Salt and fresh mix, in
diamond-tipped blue water
Why are we sampling?
The waters of Kachemak Bay and lower Cook Inlet are rich with plankton, kelp, and seagrass, which form the base of the food web for the fish, shellfish, marine mammals and seabirds living in this region. The primary production from plankton and marine plants is in turn driven by ocean conditions, which varies with temperature, salinity, oxygen, turbidity and nutrients. We are measuring oceanography and plankton in Cook Inlet to understand how changing environmental conditions affect species injured by the Exxon Valdez oil spill and coastal ecosystem food webs over the long term. We provide data and information products to support agency management for spill-injured species, to detect climate changes that may affect those species and lead to ecosystem regime shifts, and to characterize year-round marine conditions for Gulf Watch Alaska scientists who monitor nearshore intertidal, fish, marine mammal, and bird populations.
Where are we sampling?
We are sampling at stations on across- and along-bay lines in Kachemak Bay and in southeast Cook Inlet, and at nearshore sites in Seldovia Harbor, Kasitsna Bay, Homer Harbor, and a mooring in Bear Cove near the head of Kachemak Bay.
How are we sampling?
We conduct monthly boat surveys year-round to sample at repeated stations along transects in Kachemak Bay and lower Cook Inlet. During these surveys we collect oceanographic data from the surface to the bottom, conduct zooplankton and phytoplankton tows, and make opportunistic seabird and marine mammal observations. We have sensors installed to collect continuous water quality data year-round at two sites, Seldovia and Homer harbors, and in ice-free months at a mooring in Bear Cove. We also routinely collect phytoplankton samples at the Kasitsna Bay Laboratory dock.
What are we finding?
Continuous water quality station data from Kachemak Bay show that water temperatures were warmer and fresher in summer 2019 than in summer 2018, with temperatures exceeding 15°C at the Homer harbor station and 17°C in Bear Cove at the head of the bay. These are the highest daily average water temperatures we have ever observed at the Bear Cove mooring and even higher than what was seen during the marine heat wave in 2014-2016. Since October 2018, monthly average water temperatures in the bay have been warmer than the long-term average, with anomalies of up to 2 ˚C, and averaging near 1 ˚C above normal. These monthly temperature anomalies were very similar to the anomalies during the marine heatwave and follow more normal conditions in 2017 and most of 2018. Kachemak Bay waters were also lower in salinity than the long-term average in summer 2019, although there was not as much freshening as was seen during 2014-2016. It was initially surprising to find that water salinity remained similar to what was observed in previous years, rather than increasing due to lack of precipitation and moderate drought conditions experienced in the region from June to August 2019. The salinity observations indicate that the reductions in freshwater inputs from lack of rain were balanced by increased inputs of glacial meltwater associated with the persistent sunny weather and warm summer air temperatures.
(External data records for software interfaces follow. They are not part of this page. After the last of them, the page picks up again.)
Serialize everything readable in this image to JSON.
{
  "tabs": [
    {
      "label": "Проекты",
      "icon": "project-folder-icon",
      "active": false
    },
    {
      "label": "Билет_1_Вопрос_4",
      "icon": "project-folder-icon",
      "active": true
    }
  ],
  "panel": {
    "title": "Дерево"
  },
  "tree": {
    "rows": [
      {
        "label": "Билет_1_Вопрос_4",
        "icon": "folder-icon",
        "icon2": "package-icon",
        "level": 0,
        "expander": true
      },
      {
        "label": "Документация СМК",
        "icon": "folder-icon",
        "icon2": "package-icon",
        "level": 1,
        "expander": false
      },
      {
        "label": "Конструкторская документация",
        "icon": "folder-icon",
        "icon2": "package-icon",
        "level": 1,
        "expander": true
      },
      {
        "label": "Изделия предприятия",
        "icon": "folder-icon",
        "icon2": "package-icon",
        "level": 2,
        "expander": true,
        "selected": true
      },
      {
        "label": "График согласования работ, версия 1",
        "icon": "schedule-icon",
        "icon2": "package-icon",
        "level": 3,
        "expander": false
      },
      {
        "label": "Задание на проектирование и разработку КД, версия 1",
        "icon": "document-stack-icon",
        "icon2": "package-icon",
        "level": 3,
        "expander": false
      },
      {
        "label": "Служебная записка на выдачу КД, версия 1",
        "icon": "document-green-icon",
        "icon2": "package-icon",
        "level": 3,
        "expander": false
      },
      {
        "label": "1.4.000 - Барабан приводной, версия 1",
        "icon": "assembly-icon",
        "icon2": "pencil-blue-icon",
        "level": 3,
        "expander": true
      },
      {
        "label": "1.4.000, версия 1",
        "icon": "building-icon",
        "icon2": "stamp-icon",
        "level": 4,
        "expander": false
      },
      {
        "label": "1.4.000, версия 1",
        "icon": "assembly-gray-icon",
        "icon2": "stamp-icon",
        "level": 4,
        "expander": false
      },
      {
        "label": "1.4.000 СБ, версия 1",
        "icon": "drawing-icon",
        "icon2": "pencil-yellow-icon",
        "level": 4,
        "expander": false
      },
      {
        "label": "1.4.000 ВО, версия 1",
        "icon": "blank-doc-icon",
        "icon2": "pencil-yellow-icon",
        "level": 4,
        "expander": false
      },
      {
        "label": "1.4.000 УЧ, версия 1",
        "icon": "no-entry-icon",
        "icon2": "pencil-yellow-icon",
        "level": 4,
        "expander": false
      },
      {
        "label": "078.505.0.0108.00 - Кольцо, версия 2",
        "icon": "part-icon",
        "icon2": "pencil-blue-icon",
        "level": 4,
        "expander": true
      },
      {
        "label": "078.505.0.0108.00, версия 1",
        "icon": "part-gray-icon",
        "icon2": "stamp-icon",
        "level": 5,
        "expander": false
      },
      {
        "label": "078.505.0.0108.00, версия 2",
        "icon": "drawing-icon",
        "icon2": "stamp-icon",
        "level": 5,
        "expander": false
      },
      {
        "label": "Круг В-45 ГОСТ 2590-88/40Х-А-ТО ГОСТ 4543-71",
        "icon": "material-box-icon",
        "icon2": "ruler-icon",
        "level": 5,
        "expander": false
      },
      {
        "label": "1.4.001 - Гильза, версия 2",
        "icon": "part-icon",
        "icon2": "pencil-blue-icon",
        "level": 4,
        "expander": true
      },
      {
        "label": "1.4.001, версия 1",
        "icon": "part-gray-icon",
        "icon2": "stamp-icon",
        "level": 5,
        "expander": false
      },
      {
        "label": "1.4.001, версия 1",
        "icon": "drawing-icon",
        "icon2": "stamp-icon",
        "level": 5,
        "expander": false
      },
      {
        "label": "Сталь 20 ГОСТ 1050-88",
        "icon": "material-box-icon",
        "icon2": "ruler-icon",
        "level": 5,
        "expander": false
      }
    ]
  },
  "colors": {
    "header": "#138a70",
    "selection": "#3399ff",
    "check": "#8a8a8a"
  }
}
Bear Cove salinities were also the lowest observed during the GWA study period and that station is the one most directly influenced by glacial meltwater.
While warm temperatures persisted from 2014 to 2015, the biological response was much more dramatic in 2015. Seabird and sea otter mortalities were extensive and, in September 2015, the first paralytic shellfish poisoning event and oyster farm closures in over a decade occurred in Kachemak Bay.
Leveraging other NOAA/National Centers for Coastal Ocean Science (NCCOS) and Kachemak Bay National Estuarine Research Reserve (KBNERR) efforts, we also monitor harmful algal species in the project area. We quantify the abundance of Alexandrium and Pseudo-nitzchia species from phytoplankton samples, and also test shellfish tissues for paralytic shellfish poisoning (PSP) toxins, from samples collected around Kachemak Bay. The toxic phytoplankton that causes PSP (Alexandrium spp.) was present in Cook Inlet and Kachemak Bay during each year of the project, with maximum cell concentrations increasing with warmer than average water conditions in 2014-2016 and decreasing with cooler conditions in 2017 through summer 2018. Increased amounts of Alexandrium spp. were observed in July and early August 2019 (again with warmer than average conditions), although abundances remained below 500 cells/liter and observed shellfish toxicity levels stayed below the limit recommended for human shellfish consumption. We continue to monitor for Pseudo-nitzschia phytoplankton species and domoic acid, because of links between Pseudo-nitzschia blooms and domoic acid poisoning events further south on the west coast. Despite persistent Pseudo-nitzschia blooms in May-July 2019, we did not observe elevated domoic acid levels in tested shellfish tissues, which is consistent with results from previous years.